father, church, nature, holy and divine

TRINITY DOCTRINE, the Christian doctrine of the triune nature of God. The doc trine of the Trinity is nowhere expressly taught in the Old Testament. The doctrine in regard to the divine nature which is most strongly insisted on throughout the Old Testa ment is the unity of God as opposed to polythe ism, and by the names by which God revealed himself to Moses (Ex. iii, 14, 15, and other passages) it is implied that the divine nature is inscrutable to human intelligence. The plural form used to designate the Deity in the account of the creation, and many other incidental cir cumstances or expressions, are, however, held as implying, if not teaching, this doctrine.

In the New Testament it is evident that the doctrine of a Trinity in the divine nature is clearly and copiously taught. In the Gospels Christ himself asserts a mysterious union be tween himself and the Father, appropriates to himself by an evident allusion the mysterious name of God revealed to Moses, and repeatedly refers to the Holy Spirit along with the Father as partaking of the same divine nature and union. The same doctrine is implied in the teaching of John, the forerunner. In the baptism of Christ by him the Holy Spirit is represented as de scending visibly upon him while he is recog nized by an audible voice from the Father, and in the rite of baptism instituted by Christ the names of Father, Son and Holy Ghost are used as the joint designation of the divine being. The apostles and other writers of the New Testa ment Epistles constantly employ this form both in the introductory assertion of their authority and in their closing benedictions.

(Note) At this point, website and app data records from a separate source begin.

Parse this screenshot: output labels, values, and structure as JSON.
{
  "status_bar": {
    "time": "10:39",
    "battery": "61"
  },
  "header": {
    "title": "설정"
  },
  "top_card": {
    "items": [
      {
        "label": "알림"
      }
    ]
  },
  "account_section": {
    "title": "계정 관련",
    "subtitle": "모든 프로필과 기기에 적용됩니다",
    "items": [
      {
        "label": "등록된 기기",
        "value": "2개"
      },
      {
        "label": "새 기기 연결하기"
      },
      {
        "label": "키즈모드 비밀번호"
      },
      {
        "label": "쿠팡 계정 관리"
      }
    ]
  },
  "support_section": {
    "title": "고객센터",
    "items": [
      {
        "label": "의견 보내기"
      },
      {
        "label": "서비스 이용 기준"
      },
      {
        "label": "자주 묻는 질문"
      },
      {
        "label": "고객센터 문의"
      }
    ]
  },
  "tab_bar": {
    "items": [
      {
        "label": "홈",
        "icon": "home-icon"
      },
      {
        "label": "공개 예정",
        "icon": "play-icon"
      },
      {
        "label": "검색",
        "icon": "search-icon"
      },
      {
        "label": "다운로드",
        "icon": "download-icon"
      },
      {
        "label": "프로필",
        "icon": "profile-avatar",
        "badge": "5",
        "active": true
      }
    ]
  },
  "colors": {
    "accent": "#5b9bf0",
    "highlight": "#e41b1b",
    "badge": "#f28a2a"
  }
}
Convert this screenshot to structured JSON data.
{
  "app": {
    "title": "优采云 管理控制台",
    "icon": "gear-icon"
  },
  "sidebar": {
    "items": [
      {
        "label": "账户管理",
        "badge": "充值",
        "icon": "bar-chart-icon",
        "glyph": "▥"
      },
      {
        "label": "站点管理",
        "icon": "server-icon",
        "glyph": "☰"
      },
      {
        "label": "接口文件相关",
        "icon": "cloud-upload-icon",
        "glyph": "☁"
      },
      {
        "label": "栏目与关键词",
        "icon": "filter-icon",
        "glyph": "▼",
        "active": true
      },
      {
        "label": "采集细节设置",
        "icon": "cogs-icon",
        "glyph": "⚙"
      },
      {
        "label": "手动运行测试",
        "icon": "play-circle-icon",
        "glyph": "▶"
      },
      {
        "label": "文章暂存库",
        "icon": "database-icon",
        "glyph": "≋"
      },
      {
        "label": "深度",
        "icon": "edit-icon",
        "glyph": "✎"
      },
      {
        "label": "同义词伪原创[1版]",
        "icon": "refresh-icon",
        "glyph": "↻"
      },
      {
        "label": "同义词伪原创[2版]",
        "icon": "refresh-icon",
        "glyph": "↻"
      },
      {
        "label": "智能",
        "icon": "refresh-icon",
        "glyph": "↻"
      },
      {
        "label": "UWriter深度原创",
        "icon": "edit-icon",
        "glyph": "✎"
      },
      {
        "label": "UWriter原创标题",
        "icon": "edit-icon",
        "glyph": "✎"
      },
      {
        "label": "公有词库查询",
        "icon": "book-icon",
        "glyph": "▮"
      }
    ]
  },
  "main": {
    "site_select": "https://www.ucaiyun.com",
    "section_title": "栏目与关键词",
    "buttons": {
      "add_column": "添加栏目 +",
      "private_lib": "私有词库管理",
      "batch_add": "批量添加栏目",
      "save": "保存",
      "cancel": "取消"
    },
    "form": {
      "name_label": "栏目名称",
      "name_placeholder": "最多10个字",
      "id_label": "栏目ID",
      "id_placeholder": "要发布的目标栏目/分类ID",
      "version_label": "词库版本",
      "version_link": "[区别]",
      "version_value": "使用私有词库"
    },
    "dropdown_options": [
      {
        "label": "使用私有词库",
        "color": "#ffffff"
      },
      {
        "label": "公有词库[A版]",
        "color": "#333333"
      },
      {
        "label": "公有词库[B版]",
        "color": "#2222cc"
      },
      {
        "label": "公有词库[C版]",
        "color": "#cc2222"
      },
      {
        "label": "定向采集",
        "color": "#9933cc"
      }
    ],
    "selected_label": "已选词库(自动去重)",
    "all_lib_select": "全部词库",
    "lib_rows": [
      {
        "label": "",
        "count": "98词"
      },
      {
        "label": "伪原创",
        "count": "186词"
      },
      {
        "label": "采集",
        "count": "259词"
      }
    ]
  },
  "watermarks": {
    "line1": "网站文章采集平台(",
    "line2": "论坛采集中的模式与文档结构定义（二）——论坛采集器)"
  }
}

Among the definitions which resulted from the conflict of opinion in the early Church with regard to the doctrine of the Trinity, that which was adopted by the Catholic Church, and is generally accepted by orthodox Christians, fairly claims the merit of the fullest harmony and most comprehensive consistency with the various statements of Scripture. It is that there are in the Godhead three persons, one in sub stance, coeternal, equal in power, the Father, Son and Holy Ghost. It was only, however, after a severe and protracted conflict that this definition came to be generally accepted, and as soon as the definition proceeds one step further a wide schism again separates the Church. The Eastern Church holds that the Holy Ghost pro ceeds from the Father; the Western, through out all its divisions, adopting the amended form of the Nicene Creed, holds that he proceeds from the Father and the Son. The three creeds commonly called the Apostles', the Athanasian and the Nicene, all contain the points of agree ment between the two divisions of the Church, while on the point of difference the Athanasian and the commonly known form of the Nicene express the faith of the Western Church. The word ((Trinity)) is not in Scripture. The term persons is not applied in Scripture to the Trin ity, but something analogous to the conception of personality seems to be implied in the apos- ' tolical arguments of fhe epistles. See ARIAN ISM ; NICE, THE COUNCILS OF; NICENE CREED; UNITARI ANISM.